─── Provided data

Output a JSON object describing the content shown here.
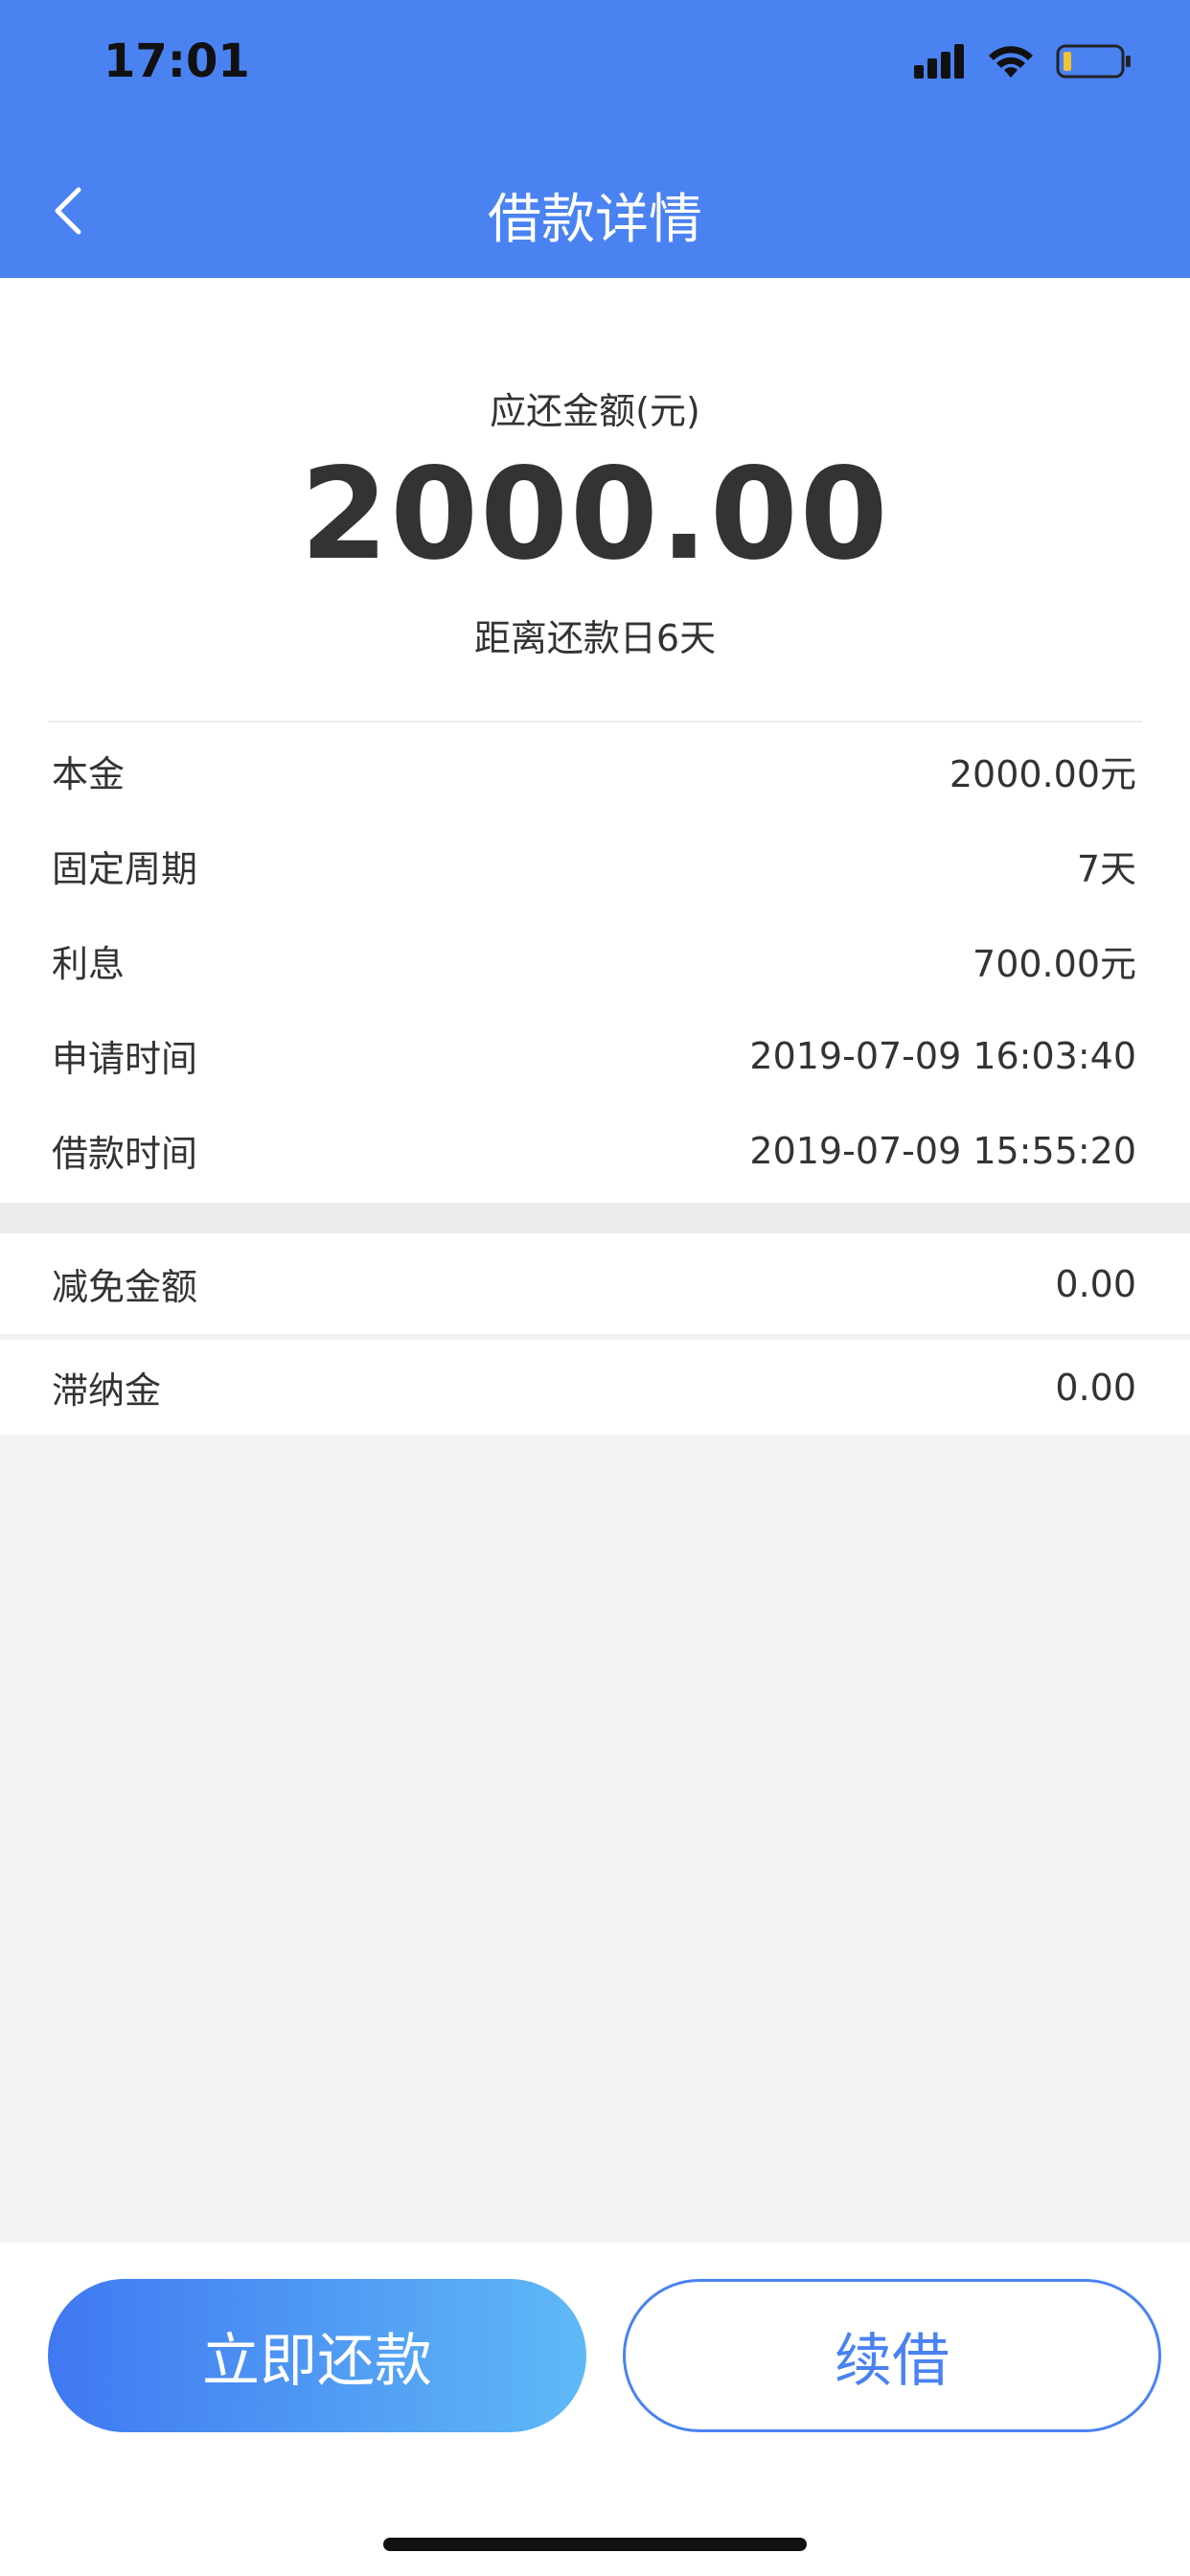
{
  "status_bar": {
    "time": "17:01"
  },
  "header": {
    "title": "借款详情"
  },
  "summary": {
    "label": "应还金额(元)",
    "amount": "2000.00",
    "days_until_due": "距离还款日6天"
  },
  "details": [
    {
      "label": "本金",
      "value": "2000.00元"
    },
    {
      "label": "固定周期",
      "value": "7天"
    },
    {
      "label": "利息",
      "value": "700.00元"
    },
    {
      "label": "申请时间",
      "value": "2019-07-09 16:03:40"
    },
    {
      "label": "借款时间",
      "value": "2019-07-09 15:55:20"
    }
  ],
  "extras": [
    {
      "label": "减免金额",
      "value": "0.00"
    },
    {
      "label": "滞纳金",
      "value": "0.00"
    }
  ],
  "actions": {
    "repay_label": "立即还款",
    "renew_label": "续借"
  },
  "colors": {
    "header": "#4a82f2",
    "primary_gradient_start": "#3f78f1",
    "primary_gradient_end": "#5fb9f6",
    "secondary_border": "#4a82f2"
  },
  "icons": {
    "back": "chevron-left-icon",
    "signal": "signal-icon",
    "wifi": "wifi-icon",
    "battery": "battery-icon"
  }
}
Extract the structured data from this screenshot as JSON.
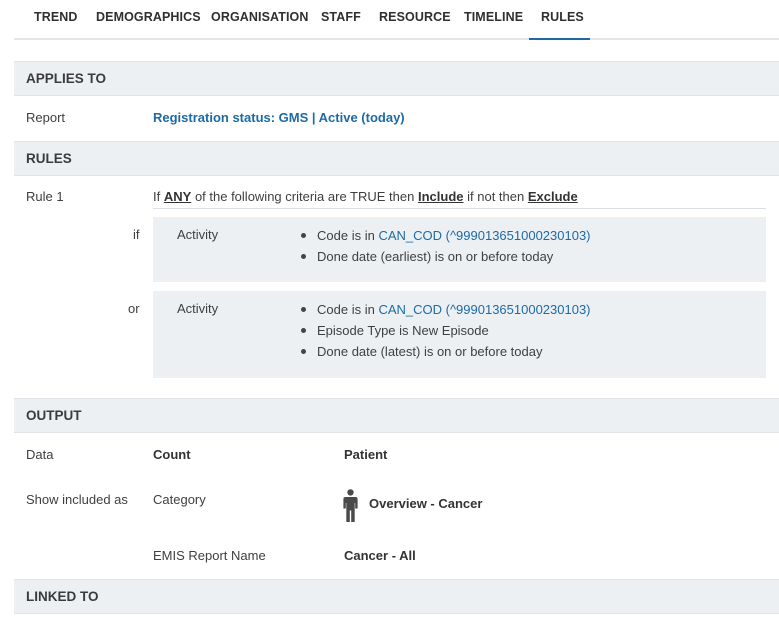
{
  "tabs": [
    {
      "label": "TREND"
    },
    {
      "label": "DEMOGRAPHICS"
    },
    {
      "label": "ORGANISATION"
    },
    {
      "label": "STAFF"
    },
    {
      "label": "RESOURCE"
    },
    {
      "label": "TIMELINE"
    },
    {
      "label": "RULES",
      "active": true
    }
  ],
  "applies_to": {
    "heading": "APPLIES TO",
    "report_label": "Report",
    "report_value": "Registration status: GMS | Active (today)"
  },
  "rules": {
    "heading": "RULES",
    "rule_label": "Rule 1",
    "sentence": {
      "prefix": "If",
      "quantifier": "ANY",
      "middle": "of the following criteria are TRUE then",
      "then_action": "Include",
      "else_text": "if not then",
      "else_action": "Exclude"
    },
    "groups": [
      {
        "connector": "if",
        "type": "Activity",
        "criteria": {
          "c1_prefix": "Code is in",
          "c1_link": "CAN_COD (^999013651000230103)",
          "c2": "Done date (earliest) is on or before today"
        }
      },
      {
        "connector": "or",
        "type": "Activity",
        "criteria": {
          "c1_prefix": "Code is in",
          "c1_link": "CAN_COD (^999013651000230103)",
          "c2": "Episode Type is New Episode",
          "c3": "Done date (latest) is on or before today"
        }
      }
    ]
  },
  "output": {
    "heading": "OUTPUT",
    "data_label": "Data",
    "data_type": "Count",
    "data_value": "Patient",
    "show_label": "Show included as",
    "category_label": "Category",
    "category_value": "Overview - Cancer",
    "category_icon": "person-icon",
    "report_name_label": "EMIS Report Name",
    "report_name_value": "Cancer - All"
  },
  "linked_to": {
    "heading": "LINKED TO"
  },
  "colors": {
    "accent": "#1d6aa5",
    "section_bg": "#edf0f3"
  }
}
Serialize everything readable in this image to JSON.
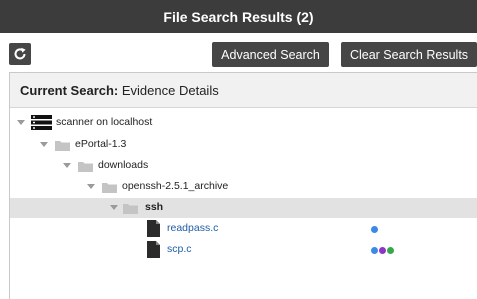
{
  "window": {
    "title": "File Search Results (2)"
  },
  "toolbar": {
    "refresh_icon": "refresh-icon",
    "advanced_search_label": "Advanced Search",
    "clear_search_label": "Clear Search Results"
  },
  "panel": {
    "current_search_label": "Current Search:",
    "current_search_value": "Evidence Details"
  },
  "tree": {
    "scanner": "scanner on localhost",
    "eportal": "ePortal-1.3",
    "downloads": "downloads",
    "archive": "openssh-2.5.1_archive",
    "ssh": "ssh",
    "files": [
      {
        "name": "readpass.c",
        "dots": [
          "#3a8ae6"
        ]
      },
      {
        "name": "scp.c",
        "dots": [
          "#3a8ae6",
          "#8e35c9",
          "#37a84a"
        ]
      }
    ]
  }
}
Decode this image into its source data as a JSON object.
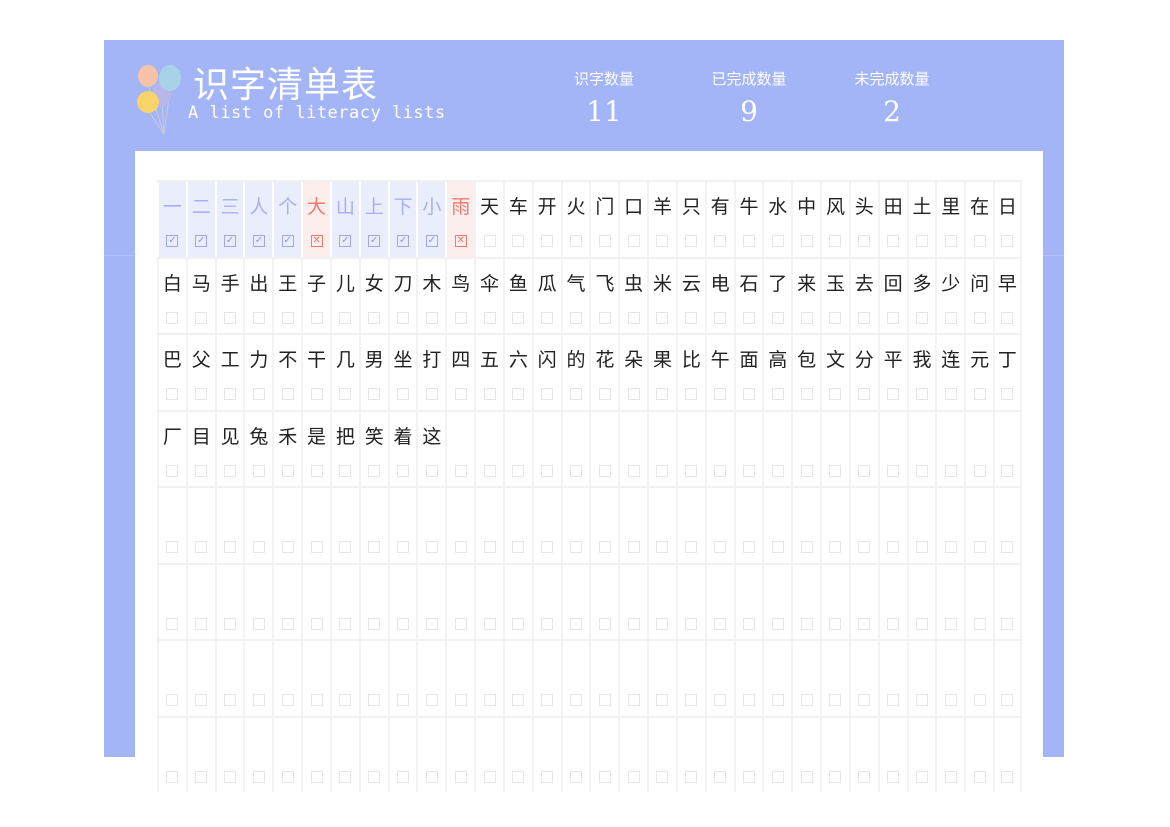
{
  "header": {
    "title": "识字清单表",
    "subtitle": "A list of literacy lists",
    "balloon_icon": "balloons-icon"
  },
  "stats": [
    {
      "label": "识字数量",
      "value": "11"
    },
    {
      "label": "已完成数量",
      "value": "9"
    },
    {
      "label": "未完成数量",
      "value": "2"
    }
  ],
  "colors": {
    "frame": "#a3b5f7",
    "done_bg": "#eaeefc",
    "done_text": "#a9b0ee",
    "fail_bg": "#fdeeee",
    "fail_text": "#ef7a6c"
  },
  "grid": {
    "columns": 30,
    "rows": 8,
    "status_glyphs": {
      "done": "✓",
      "fail": "✕",
      "empty": ""
    },
    "characters": [
      {
        "char": "一",
        "status": "done"
      },
      {
        "char": "二",
        "status": "done"
      },
      {
        "char": "三",
        "status": "done"
      },
      {
        "char": "人",
        "status": "done"
      },
      {
        "char": "个",
        "status": "done"
      },
      {
        "char": "大",
        "status": "fail"
      },
      {
        "char": "山",
        "status": "done"
      },
      {
        "char": "上",
        "status": "done"
      },
      {
        "char": "下",
        "status": "done"
      },
      {
        "char": "小",
        "status": "done"
      },
      {
        "char": "雨",
        "status": "fail"
      },
      {
        "char": "天",
        "status": "empty"
      },
      {
        "char": "车",
        "status": "empty"
      },
      {
        "char": "开",
        "status": "empty"
      },
      {
        "char": "火",
        "status": "empty"
      },
      {
        "char": "门",
        "status": "empty"
      },
      {
        "char": "口",
        "status": "empty"
      },
      {
        "char": "羊",
        "status": "empty"
      },
      {
        "char": "只",
        "status": "empty"
      },
      {
        "char": "有",
        "status": "empty"
      },
      {
        "char": "牛",
        "status": "empty"
      },
      {
        "char": "水",
        "status": "empty"
      },
      {
        "char": "中",
        "status": "empty"
      },
      {
        "char": "风",
        "status": "empty"
      },
      {
        "char": "头",
        "status": "empty"
      },
      {
        "char": "田",
        "status": "empty"
      },
      {
        "char": "土",
        "status": "empty"
      },
      {
        "char": "里",
        "status": "empty"
      },
      {
        "char": "在",
        "status": "empty"
      },
      {
        "char": "日",
        "status": "empty"
      },
      {
        "char": "白",
        "status": "empty"
      },
      {
        "char": "马",
        "status": "empty"
      },
      {
        "char": "手",
        "status": "empty"
      },
      {
        "char": "出",
        "status": "empty"
      },
      {
        "char": "王",
        "status": "empty"
      },
      {
        "char": "子",
        "status": "empty"
      },
      {
        "char": "儿",
        "status": "empty"
      },
      {
        "char": "女",
        "status": "empty"
      },
      {
        "char": "刀",
        "status": "empty"
      },
      {
        "char": "木",
        "status": "empty"
      },
      {
        "char": "鸟",
        "status": "empty"
      },
      {
        "char": "伞",
        "status": "empty"
      },
      {
        "char": "鱼",
        "status": "empty"
      },
      {
        "char": "瓜",
        "status": "empty"
      },
      {
        "char": "气",
        "status": "empty"
      },
      {
        "char": "飞",
        "status": "empty"
      },
      {
        "char": "虫",
        "status": "empty"
      },
      {
        "char": "米",
        "status": "empty"
      },
      {
        "char": "云",
        "status": "empty"
      },
      {
        "char": "电",
        "status": "empty"
      },
      {
        "char": "石",
        "status": "empty"
      },
      {
        "char": "了",
        "status": "empty"
      },
      {
        "char": "来",
        "status": "empty"
      },
      {
        "char": "玉",
        "status": "empty"
      },
      {
        "char": "去",
        "status": "empty"
      },
      {
        "char": "回",
        "status": "empty"
      },
      {
        "char": "多",
        "status": "empty"
      },
      {
        "char": "少",
        "status": "empty"
      },
      {
        "char": "问",
        "status": "empty"
      },
      {
        "char": "早",
        "status": "empty"
      },
      {
        "char": "巴",
        "status": "empty"
      },
      {
        "char": "父",
        "status": "empty"
      },
      {
        "char": "工",
        "status": "empty"
      },
      {
        "char": "力",
        "status": "empty"
      },
      {
        "char": "不",
        "status": "empty"
      },
      {
        "char": "干",
        "status": "empty"
      },
      {
        "char": "几",
        "status": "empty"
      },
      {
        "char": "男",
        "status": "empty"
      },
      {
        "char": "坐",
        "status": "empty"
      },
      {
        "char": "打",
        "status": "empty"
      },
      {
        "char": "四",
        "status": "empty"
      },
      {
        "char": "五",
        "status": "empty"
      },
      {
        "char": "六",
        "status": "empty"
      },
      {
        "char": "闪",
        "status": "empty"
      },
      {
        "char": "的",
        "status": "empty"
      },
      {
        "char": "花",
        "status": "empty"
      },
      {
        "char": "朵",
        "status": "empty"
      },
      {
        "char": "果",
        "status": "empty"
      },
      {
        "char": "比",
        "status": "empty"
      },
      {
        "char": "午",
        "status": "empty"
      },
      {
        "char": "面",
        "status": "empty"
      },
      {
        "char": "高",
        "status": "empty"
      },
      {
        "char": "包",
        "status": "empty"
      },
      {
        "char": "文",
        "status": "empty"
      },
      {
        "char": "分",
        "status": "empty"
      },
      {
        "char": "平",
        "status": "empty"
      },
      {
        "char": "我",
        "status": "empty"
      },
      {
        "char": "连",
        "status": "empty"
      },
      {
        "char": "元",
        "status": "empty"
      },
      {
        "char": "丁",
        "status": "empty"
      },
      {
        "char": "厂",
        "status": "empty"
      },
      {
        "char": "目",
        "status": "empty"
      },
      {
        "char": "见",
        "status": "empty"
      },
      {
        "char": "兔",
        "status": "empty"
      },
      {
        "char": "禾",
        "status": "empty"
      },
      {
        "char": "是",
        "status": "empty"
      },
      {
        "char": "把",
        "status": "empty"
      },
      {
        "char": "笑",
        "status": "empty"
      },
      {
        "char": "着",
        "status": "empty"
      },
      {
        "char": "这",
        "status": "empty"
      }
    ]
  }
}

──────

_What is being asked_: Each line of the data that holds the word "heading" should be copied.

_Final answer_:
    "heading": "APPLIES TO",
    "heading": "RULES",
    "heading": "OUTPUT",
    "heading": "LINKED TO"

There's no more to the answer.